Lamb is an excellent natural source of high-quality protein. The protein in lamb is nutritionally complete, with all 8 essential amino acids in the proper ratio.
Lamb is a source of easily absorbed iron and provides 45% of the daily requirement of zinc, which we all know is essential for growth, healing and a healthy immune system. Did you know that lamb is a great source of B vitamins, essential for metabolic reactions in the body? Lamb provides over 100% of the RDA of B12, (found solely in animal meat), which is needed for normal functioning of the brain and nervous system. Lamb is a good source of thiamine (B1), essential to normal metabolism and nerve function. Lamb contains trace mineral elements such as copper, manganese and selenium are also found in lamb.

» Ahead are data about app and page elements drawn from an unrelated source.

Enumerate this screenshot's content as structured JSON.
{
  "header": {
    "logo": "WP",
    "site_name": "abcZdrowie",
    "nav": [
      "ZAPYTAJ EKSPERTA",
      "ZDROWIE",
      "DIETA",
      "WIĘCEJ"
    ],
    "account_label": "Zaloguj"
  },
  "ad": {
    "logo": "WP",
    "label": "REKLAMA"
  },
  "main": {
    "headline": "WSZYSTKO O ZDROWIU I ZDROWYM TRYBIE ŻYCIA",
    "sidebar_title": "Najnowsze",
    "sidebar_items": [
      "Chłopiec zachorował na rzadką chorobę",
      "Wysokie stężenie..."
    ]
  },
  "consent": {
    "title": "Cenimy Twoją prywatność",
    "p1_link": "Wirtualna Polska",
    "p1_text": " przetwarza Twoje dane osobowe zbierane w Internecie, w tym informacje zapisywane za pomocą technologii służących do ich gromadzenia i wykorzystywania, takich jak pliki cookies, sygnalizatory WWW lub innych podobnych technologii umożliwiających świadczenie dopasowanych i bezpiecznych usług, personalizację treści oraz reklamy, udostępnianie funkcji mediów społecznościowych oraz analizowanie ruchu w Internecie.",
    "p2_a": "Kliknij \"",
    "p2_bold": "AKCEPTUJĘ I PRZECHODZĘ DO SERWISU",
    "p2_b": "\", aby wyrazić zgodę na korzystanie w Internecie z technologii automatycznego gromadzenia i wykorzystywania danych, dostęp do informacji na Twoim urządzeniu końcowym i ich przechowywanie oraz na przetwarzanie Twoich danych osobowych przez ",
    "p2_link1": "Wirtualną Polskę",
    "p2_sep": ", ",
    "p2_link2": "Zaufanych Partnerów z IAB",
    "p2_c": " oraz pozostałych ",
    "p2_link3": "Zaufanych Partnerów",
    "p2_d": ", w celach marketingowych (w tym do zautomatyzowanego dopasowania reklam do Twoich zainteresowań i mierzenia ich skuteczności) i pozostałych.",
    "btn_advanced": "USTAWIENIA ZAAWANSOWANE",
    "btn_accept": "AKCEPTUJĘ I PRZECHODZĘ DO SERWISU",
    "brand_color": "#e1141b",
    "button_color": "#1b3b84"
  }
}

So go ahead and throw some lamb on the barbie! Or in this case, the oven 🙂
Oven-baked Lamb Chops has been a hit with many aussie mamas. Feed it to your family and let me know what you think 🙂
- 8 large lamb chops or 16 small chops
- 2 small onions, peeled and chopped
- salt and freshly cracked black pepper
- 2 large
onions,peeled and chopped small
- 2 rounded tbsp rosemary leaves
- 50g butter
- ½ tsp glucomannan - experiment with how much your family likes
- 175 ml cream
- 175ml almond milk
- 350 ml vegetable stock
- salt and freshly cracked black pepper
- garnish with sprigs of watercress (optional)
- Place the lamb chops in a shallow roasting tin with the onion tucked around them. Season with salt and pepper
- Place them on the highest shelf of the oven and bake at 200 degrees. How long you cook them for is up to you – my kids love the skins crisp, so we leave them in for around 45 minutes, but if you like your lamb pink give them 30 minutes.
- While the chops are cooking, place butter in a small saucepan and melt.
- Add the onions and sweat over a very gentle heat for 5 minutes.
- Bruise the rosemary leaves with a pestle and mortar to release their oil, then chop them very finely and add them to the onion. Continue to cook gently, uncovered, for a further 15 minutes without letting the onions colour too much.
- Gradually add the cream and almond milk, followed by the stock, bit by bit, stirring vigorously. Add glucomannan to thicken and finish off with a good whisk using the balloon whisk.
- Season with salt and pepper and let the sauce barely simmer for 2 minutes, then remove it from the heat. Taste to check the seasoning, then pour it into a warmed serving bowl or jug and cover the surface with cling wrap until the chops are ready.
- Serve the chops with a garnish of watercress and the sauce poured over.
Aussie Mamas this is a US nutrition label and therefore, subtract fibre from carbs to give total carbs per serve.